shutters all always shut,
is the safest place to park.
Blaming the market, they shipped north.
Who’d have thought a year
would find me stalking our old selves
while neighbors wheel their trash
to the sidewalk for the morning
and try to memorize the reg
of the navy wagon back again?
Mostly I mark papers
by light run off the alternator.
Though lately I’ve been praying, lady,
that whatever kingdom come there is
is a street we owned a place on
where the life we meant to love
and ran screaming from mid-stream
completes itself without us
and it’s evening over and over again.
A piece of Plantation House chandelier
is dismantling the last bar of sun
into bit and bobs of iris.
In the yard each lost wish still chimes
even though there’s no wind.
There is a barometer stalled on ‘Fair’,
a slow air remastered on the squeezebox.
The sea, gone miles out of its way, is there
as a screensaver reflected in the screendoor.
And our heirs are there in the ping-pong
and hip-hop of the garage’s murk.
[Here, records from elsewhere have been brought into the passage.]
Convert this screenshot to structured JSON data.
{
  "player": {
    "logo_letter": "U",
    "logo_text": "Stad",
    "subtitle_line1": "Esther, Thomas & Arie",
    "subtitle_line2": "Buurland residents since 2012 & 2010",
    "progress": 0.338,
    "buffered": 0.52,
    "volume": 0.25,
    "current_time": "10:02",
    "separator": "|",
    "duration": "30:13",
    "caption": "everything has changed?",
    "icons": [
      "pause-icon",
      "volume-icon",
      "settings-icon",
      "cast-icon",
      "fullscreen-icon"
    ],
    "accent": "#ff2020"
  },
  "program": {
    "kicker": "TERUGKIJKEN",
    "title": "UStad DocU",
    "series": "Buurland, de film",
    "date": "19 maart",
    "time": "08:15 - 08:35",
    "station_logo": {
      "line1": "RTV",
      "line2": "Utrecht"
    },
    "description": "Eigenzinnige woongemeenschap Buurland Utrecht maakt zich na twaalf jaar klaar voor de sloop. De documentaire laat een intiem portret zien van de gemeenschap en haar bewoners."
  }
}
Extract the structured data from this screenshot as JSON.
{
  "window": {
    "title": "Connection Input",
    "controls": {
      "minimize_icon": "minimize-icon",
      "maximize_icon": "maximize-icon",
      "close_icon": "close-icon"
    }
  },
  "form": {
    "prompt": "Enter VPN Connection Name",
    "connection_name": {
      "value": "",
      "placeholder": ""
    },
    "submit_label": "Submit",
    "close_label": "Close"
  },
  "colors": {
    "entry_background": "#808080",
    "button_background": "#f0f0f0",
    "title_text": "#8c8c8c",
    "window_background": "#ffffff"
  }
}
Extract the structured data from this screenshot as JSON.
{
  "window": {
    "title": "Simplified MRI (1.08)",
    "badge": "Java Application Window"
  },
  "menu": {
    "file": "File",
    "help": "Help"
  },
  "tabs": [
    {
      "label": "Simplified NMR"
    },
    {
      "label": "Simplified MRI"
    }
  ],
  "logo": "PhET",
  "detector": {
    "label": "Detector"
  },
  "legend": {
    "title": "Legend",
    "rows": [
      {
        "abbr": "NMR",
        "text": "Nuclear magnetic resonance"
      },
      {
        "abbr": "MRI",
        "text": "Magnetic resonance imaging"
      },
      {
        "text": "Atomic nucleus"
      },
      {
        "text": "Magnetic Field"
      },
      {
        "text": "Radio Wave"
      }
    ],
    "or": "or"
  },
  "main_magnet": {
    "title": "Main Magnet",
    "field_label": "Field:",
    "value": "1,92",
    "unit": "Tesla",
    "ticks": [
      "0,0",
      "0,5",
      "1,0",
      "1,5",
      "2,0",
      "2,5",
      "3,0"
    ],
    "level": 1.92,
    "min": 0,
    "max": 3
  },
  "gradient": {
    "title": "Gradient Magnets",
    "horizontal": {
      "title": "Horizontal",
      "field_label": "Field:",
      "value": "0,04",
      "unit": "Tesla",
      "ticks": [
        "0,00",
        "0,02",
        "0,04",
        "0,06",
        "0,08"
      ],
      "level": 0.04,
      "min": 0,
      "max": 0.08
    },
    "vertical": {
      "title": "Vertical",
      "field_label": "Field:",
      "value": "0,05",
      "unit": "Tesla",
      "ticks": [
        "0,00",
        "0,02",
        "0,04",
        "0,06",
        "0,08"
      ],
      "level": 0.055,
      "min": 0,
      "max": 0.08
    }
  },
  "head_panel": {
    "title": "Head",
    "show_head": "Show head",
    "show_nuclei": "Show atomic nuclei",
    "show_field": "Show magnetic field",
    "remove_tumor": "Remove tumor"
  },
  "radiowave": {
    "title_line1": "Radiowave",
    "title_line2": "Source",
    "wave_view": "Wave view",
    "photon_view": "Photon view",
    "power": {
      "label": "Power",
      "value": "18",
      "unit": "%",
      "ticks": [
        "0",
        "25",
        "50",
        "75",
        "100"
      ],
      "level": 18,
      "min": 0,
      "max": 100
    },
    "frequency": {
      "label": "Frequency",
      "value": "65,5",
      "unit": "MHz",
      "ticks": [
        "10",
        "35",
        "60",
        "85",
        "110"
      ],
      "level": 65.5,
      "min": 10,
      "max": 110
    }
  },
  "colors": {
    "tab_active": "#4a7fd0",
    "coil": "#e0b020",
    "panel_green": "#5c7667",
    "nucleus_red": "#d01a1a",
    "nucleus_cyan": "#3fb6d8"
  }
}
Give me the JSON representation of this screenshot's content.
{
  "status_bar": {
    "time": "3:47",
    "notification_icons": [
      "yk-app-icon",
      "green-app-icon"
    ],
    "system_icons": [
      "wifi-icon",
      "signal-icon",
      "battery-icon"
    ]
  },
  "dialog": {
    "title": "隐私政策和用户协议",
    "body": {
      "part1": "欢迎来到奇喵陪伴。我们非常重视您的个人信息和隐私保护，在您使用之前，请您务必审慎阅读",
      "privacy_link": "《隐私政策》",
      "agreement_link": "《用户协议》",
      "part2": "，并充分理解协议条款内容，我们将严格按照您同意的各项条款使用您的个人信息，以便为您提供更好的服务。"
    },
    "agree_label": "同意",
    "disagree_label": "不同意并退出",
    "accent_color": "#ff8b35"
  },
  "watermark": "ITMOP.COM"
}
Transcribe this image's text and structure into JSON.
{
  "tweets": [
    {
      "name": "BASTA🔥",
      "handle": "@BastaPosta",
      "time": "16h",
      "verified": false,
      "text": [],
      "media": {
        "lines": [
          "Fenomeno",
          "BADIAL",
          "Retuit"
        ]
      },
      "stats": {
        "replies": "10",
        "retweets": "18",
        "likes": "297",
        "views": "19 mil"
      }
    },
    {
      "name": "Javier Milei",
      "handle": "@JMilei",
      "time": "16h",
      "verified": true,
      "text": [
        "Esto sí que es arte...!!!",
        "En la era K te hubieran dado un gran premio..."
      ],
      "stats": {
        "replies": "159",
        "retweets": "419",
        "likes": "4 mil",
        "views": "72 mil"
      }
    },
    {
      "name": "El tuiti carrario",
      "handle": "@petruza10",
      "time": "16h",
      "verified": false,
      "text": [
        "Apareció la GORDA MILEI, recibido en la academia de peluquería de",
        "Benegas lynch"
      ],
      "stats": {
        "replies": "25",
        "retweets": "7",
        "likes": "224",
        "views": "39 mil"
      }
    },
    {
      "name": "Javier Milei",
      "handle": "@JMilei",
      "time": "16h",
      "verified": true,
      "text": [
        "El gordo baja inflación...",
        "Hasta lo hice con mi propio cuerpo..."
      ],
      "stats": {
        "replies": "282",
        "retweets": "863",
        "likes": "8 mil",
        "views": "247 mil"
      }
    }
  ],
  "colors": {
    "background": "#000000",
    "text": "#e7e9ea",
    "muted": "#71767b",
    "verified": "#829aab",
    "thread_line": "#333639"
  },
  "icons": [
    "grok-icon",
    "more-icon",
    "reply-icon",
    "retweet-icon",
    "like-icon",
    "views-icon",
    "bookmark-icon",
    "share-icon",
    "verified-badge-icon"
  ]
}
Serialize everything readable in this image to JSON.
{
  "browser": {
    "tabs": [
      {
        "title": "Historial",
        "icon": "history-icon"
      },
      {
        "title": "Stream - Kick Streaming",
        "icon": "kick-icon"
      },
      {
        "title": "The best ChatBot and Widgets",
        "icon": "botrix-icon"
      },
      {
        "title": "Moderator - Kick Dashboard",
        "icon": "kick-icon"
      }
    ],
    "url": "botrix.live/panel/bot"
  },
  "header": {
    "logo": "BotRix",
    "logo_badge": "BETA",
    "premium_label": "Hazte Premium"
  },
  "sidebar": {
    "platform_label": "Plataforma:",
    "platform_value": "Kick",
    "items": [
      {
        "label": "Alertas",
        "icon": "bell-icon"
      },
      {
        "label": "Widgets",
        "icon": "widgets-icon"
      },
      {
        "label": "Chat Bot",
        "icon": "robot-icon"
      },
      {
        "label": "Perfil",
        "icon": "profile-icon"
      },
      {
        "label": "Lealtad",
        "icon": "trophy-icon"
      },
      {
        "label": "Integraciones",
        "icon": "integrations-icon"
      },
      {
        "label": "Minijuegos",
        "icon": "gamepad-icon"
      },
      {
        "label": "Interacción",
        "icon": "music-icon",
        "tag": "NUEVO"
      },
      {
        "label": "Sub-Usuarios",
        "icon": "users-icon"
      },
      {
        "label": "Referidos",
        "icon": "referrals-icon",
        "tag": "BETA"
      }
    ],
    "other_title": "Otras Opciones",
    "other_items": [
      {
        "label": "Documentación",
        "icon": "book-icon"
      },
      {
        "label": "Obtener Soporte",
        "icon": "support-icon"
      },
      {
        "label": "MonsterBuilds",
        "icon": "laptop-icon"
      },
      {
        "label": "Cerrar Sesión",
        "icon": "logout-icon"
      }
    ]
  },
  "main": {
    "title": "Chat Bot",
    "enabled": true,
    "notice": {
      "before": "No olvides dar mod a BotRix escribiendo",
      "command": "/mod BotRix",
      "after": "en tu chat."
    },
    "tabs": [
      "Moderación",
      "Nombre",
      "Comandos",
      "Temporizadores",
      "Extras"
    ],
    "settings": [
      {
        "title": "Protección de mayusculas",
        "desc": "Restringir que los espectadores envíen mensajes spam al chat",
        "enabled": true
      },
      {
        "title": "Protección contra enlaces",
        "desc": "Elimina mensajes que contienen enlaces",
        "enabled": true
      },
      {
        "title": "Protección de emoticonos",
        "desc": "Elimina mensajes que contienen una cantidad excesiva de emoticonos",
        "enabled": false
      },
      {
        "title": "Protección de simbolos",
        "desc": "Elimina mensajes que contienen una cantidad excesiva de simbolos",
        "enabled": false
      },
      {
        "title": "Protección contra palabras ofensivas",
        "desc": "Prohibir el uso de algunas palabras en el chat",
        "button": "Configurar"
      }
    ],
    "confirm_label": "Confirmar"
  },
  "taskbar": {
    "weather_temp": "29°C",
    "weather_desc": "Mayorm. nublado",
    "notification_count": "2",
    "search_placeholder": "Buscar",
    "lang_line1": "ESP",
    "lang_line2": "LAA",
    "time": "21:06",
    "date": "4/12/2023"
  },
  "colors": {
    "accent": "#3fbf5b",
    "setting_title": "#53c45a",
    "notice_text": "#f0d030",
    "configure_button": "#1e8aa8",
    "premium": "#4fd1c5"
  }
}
And I, in some shape or form,
am there as well. And you are there.
By Conor O'Callaghan